Our Critical Review
Many epithets have been used to describe “Everything, Everything” and most of them have been beyond flattering.
The New York Times Book Review” called it “gorgeous and lyrical” and “SLJ,” simply, “wonderful, wonderful.
However, David Arnold may have been closest to the truth when writing that “Everything, Everything” offers “an entirely unique and beautiful reading experience.”
True to the case: even though we are not big fans of the sentimentality of YA novels, we would be lying if we said that this one didn’t attract our attention.

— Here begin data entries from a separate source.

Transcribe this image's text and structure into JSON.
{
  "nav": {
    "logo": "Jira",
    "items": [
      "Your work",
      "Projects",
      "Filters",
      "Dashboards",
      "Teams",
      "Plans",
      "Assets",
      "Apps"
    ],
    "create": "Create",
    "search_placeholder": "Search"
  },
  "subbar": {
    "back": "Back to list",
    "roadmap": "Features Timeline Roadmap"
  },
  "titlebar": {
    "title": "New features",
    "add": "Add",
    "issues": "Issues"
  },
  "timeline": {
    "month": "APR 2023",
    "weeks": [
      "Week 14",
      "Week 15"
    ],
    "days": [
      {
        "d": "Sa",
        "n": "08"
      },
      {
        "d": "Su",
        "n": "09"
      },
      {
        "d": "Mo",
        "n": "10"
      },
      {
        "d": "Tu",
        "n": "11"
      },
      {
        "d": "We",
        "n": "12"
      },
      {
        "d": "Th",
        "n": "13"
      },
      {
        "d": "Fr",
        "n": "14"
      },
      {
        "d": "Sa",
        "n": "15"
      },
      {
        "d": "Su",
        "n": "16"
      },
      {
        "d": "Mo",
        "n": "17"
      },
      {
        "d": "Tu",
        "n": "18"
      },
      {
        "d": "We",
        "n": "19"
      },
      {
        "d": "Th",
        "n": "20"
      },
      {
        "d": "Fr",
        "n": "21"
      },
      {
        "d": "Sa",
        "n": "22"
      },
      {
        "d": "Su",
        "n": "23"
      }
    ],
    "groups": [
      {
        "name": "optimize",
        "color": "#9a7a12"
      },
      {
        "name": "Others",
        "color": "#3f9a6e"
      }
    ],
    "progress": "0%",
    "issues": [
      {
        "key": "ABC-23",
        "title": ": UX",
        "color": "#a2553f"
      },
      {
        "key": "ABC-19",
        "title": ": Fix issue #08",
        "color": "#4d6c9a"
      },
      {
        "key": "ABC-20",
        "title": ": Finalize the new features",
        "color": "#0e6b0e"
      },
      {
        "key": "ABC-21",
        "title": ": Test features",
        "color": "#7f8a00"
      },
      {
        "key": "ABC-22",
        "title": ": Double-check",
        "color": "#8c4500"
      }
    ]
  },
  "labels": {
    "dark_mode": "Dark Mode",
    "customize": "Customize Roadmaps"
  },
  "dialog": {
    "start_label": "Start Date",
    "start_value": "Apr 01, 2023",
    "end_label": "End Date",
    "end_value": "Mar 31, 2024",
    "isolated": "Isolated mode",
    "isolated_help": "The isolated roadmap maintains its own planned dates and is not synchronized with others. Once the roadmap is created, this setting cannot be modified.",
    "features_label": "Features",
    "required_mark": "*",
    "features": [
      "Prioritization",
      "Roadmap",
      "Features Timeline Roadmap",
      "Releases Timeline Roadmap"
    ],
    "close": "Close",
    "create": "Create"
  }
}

Built on a fairly original premise, “Everything, Everything” is nothing short of a masterpiece of its genre, definitely a book over which many teenagers will obsess for many years to come.